• [DATA TO USE]:

- - -

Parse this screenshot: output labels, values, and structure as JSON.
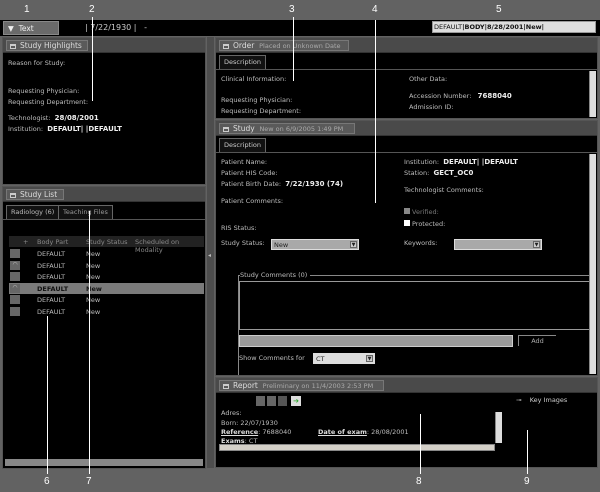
{
  "callouts": [
    "1",
    "2",
    "3",
    "4",
    "5",
    "6",
    "7",
    "8",
    "9"
  ],
  "toolbar": {
    "text_button": "Text",
    "patient_info": "| 7/22/1930 |   -",
    "study_summary_a": "DEFAULT",
    "study_summary_b": "|BODY|8/28/2001|New|"
  },
  "highlights": {
    "title": "Study Highlights",
    "reason": "Reason for Study:",
    "physician": "Requesting Physician:",
    "department": "Requesting Department:",
    "technologist_label": "Technologist:",
    "technologist_value": "28/08/2001",
    "institution_label": "Institution:",
    "institution_value": "DEFAULT| |DEFAULT"
  },
  "study_list": {
    "title": "Study List",
    "tabs": [
      "Radiology (6)",
      "Teaching Files"
    ],
    "columns": [
      "+",
      "Body Part",
      "Study Status",
      "Scheduled on Modality"
    ],
    "rows": [
      {
        "body": "DEFAULT",
        "status": "New",
        "icon": "blank"
      },
      {
        "body": "DEFAULT",
        "status": "New",
        "icon": "eye"
      },
      {
        "body": "DEFAULT",
        "status": "New",
        "icon": "blank"
      },
      {
        "body": "DEFAULT",
        "status": "New",
        "icon": "eye",
        "selected": true
      },
      {
        "body": "DEFAULT",
        "status": "New",
        "icon": "blank"
      },
      {
        "body": "DEFAULT",
        "status": "New",
        "icon": "blank"
      }
    ]
  },
  "order": {
    "title": "Order",
    "subtitle": "Placed on Unknown Date",
    "tab": "Description",
    "clinical": "Clinical Information:",
    "physician": "Requesting Physician:",
    "department": "Requesting Department:",
    "other": "Other Data:",
    "accession_label": "Accession Number:",
    "accession_value": "7688040",
    "admission": "Admission ID:"
  },
  "study": {
    "title": "Study",
    "subtitle": "New on 6/9/2005 1:49 PM",
    "tab": "Description",
    "patient_name": "Patient Name:",
    "his_code": "Patient HIS Code:",
    "birth_label": "Patient Birth Date:",
    "birth_value": "7/22/1930 (74)",
    "comments": "Patient Comments:",
    "institution_label": "Institution:",
    "institution_value": "DEFAULT| |DEFAULT",
    "station_label": "Station:",
    "station_value": "GECT_OC0",
    "tech_comments": "Technologist Comments:",
    "verified": "Verified:",
    "protected": "Protected:",
    "ris_status": "RIS Status:",
    "status_label": "Study Status:",
    "status_value": "New",
    "keywords_label": "Keywords:",
    "keywords_value": "",
    "study_comments": "Study Comments (0)",
    "add": "Add",
    "show_for": "Show Comments for",
    "show_for_value": "CT"
  },
  "report": {
    "title": "Report",
    "subtitle": "Preliminary on  11/4/2003 2:53 PM",
    "key_images": "Key Images",
    "adres": "Adres:",
    "born": "Born: 22/07/1930",
    "reference_label": "Reference",
    "reference_value": ": 7688040",
    "date_label": "Date of exam",
    "date_value": ": 28/08/2001",
    "exams_label": "Exams",
    "exams_value": ": CT"
  }
}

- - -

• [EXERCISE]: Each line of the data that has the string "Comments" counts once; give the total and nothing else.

• [TASK OUTPUT]: 4